Part of my love affair with firearms is a love affair of unique and curious firearms created for a dedicated purpose either real or contrived. These guns often have unique histories and more often than not represent commercial failure. Sometimes without these guns we wouldn't have had the inclination to design improved new weapons which led to genuine firearm innovations.
Today, is the first of what I hope will become a new series, Ye Olde Firearm Curiosities. To start off this segment I present to you a firearm that is... sort of a pistol. As described in the patent (#2,432,448) it is a "Hand Firing Mechanism" or a "fist gun". The primary purpose is, "[A] firearm which is adapted to be used when in actual contact with an adversary..." The gun's patent application date is Feb. 29, 1944, by Stanley M. Haight, United States Navy.
The weapon, shown below, was a plunger activated weapon, most appropriately described as a "hand gun" attached to the back of a leather glove. Described by Mr.[sic] Haight, to be worn when other arms are not being carried by a soldier who may be distracted with another duty or asleep. The idea was that the gun would be worn loaded and that when a fist was made and an opponent was successfully punched, it would activate the weapon and fire the cartridge. According to the book, Firearms Curiosa by Lewis Winant, the Haight Fist Gun was chambered for the .38 S&W cartridge (that would be the shorter, older, cartridge from which the .38 S&W Special is derived). Note, within the original Patent Application, Mr.[sic] Haight states the weapon was to be chambered for a shot shell.
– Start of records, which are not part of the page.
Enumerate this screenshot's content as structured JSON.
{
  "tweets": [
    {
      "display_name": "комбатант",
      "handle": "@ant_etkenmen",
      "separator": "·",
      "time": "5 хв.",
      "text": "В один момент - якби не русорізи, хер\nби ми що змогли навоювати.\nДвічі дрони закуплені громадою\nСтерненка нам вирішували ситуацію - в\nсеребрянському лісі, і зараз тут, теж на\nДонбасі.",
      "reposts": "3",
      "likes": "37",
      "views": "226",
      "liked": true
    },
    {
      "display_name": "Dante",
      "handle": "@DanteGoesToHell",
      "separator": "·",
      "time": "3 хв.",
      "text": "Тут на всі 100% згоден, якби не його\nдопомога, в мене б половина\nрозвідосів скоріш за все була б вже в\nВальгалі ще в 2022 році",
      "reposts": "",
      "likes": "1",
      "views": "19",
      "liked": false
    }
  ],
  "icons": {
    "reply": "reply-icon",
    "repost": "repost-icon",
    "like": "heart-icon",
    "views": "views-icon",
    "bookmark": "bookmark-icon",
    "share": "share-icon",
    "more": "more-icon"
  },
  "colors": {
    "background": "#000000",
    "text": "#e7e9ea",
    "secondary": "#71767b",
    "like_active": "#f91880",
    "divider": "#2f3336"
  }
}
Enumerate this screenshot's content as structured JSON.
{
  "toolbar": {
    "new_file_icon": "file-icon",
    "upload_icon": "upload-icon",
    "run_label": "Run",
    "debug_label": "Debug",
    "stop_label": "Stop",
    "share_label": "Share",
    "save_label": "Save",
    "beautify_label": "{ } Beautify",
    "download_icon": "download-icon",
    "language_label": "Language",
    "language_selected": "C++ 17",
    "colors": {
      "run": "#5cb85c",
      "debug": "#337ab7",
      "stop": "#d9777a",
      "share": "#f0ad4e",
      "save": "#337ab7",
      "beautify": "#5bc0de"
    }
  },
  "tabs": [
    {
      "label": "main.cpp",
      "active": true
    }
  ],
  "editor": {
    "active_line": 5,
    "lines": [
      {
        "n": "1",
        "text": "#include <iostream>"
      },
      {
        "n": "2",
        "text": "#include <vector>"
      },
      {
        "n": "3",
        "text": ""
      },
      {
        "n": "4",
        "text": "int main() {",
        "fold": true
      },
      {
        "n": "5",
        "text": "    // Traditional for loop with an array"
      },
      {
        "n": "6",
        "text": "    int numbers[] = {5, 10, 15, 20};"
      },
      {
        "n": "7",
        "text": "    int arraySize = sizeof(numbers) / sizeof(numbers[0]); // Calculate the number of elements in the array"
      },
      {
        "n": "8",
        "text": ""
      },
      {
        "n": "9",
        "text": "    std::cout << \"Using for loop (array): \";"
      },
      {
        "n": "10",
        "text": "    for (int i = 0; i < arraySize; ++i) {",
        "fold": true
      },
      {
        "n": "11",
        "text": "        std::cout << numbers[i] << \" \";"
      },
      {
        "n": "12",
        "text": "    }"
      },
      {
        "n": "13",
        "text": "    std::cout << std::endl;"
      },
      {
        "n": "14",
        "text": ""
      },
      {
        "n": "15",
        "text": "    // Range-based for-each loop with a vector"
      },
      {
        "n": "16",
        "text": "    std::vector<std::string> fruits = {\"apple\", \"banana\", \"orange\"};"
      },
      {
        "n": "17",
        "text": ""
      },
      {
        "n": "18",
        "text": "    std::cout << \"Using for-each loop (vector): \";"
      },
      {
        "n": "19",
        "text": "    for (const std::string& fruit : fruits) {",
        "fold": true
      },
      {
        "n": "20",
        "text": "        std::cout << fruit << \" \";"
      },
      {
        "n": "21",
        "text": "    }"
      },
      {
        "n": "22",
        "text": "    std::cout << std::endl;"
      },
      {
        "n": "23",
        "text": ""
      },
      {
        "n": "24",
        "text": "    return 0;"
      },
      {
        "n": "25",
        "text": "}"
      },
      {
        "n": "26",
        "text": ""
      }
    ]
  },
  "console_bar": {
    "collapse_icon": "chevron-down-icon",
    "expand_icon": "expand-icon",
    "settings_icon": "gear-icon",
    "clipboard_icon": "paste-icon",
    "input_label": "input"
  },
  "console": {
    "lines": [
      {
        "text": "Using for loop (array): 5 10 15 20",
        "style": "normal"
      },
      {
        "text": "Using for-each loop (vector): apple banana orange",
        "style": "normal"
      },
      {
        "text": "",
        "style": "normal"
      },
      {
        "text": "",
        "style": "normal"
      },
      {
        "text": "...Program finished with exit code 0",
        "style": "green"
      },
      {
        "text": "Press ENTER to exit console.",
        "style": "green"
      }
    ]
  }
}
By all accounts I have been able to find, no such weapon was ever produced and that all versions of the Haight Fist Gun were chambered for a centerfire pistol cartridge.
The cartridge, for those unfamiliar with it, is typically found loaded with a 150-grain lead round nose bullet, driven at an anemic 750 FPS from a 4" barrel. In the Haight Fist Gun, it would develop considerably less velocity give that there is no discernible barrel length. Of course, given the intention of the weapon, to serve as a contact only weapon, the cartridge might have provided acceptable performance.
Image of the Fist Gun, from Firearms Curiosa Page 224.
Patent Image Illustrating the Weapons Mounting Mechanism and Proposed Method of Function.
Patent Image Illustrating the Plunger Mechanism of the weapon.
Full Patent PDF can be found here.
To my knowledge, the weapon was never used during conflict, nor mass produced. The patent was originally applied for in 1944, the issue date was in 1947. I'm willing to conjecture that the weapon did not excel in terms of performance due to the weak cartridge for which it was chambered, the lack of accuracy, and the lack range, made the weapon a very specialized tool. The uses of such a weapon, being so limited, would not fit into a military state of mind, where simplicity and multi-functional use is the name of the game. Finally, the weapon would not have met with much success with the OSS/Commando type units (for whom it might also have been a marketable item), because it simply would not have been quiet enough for close in dispatch. The close up kill would have been absolutely necessary to use the weapon effectively. I can't help but think that a person might be better served a good knife, black jack, or a pair of brass knuckles over a fist gun. Particularly if one were faced with multiple opponents.
None of this however, makes the Haight Fist Gun any less interesting and it is an appropriate introduction to the Ye Olde Firearm Curiosity segment.
my work here is done
6 years ago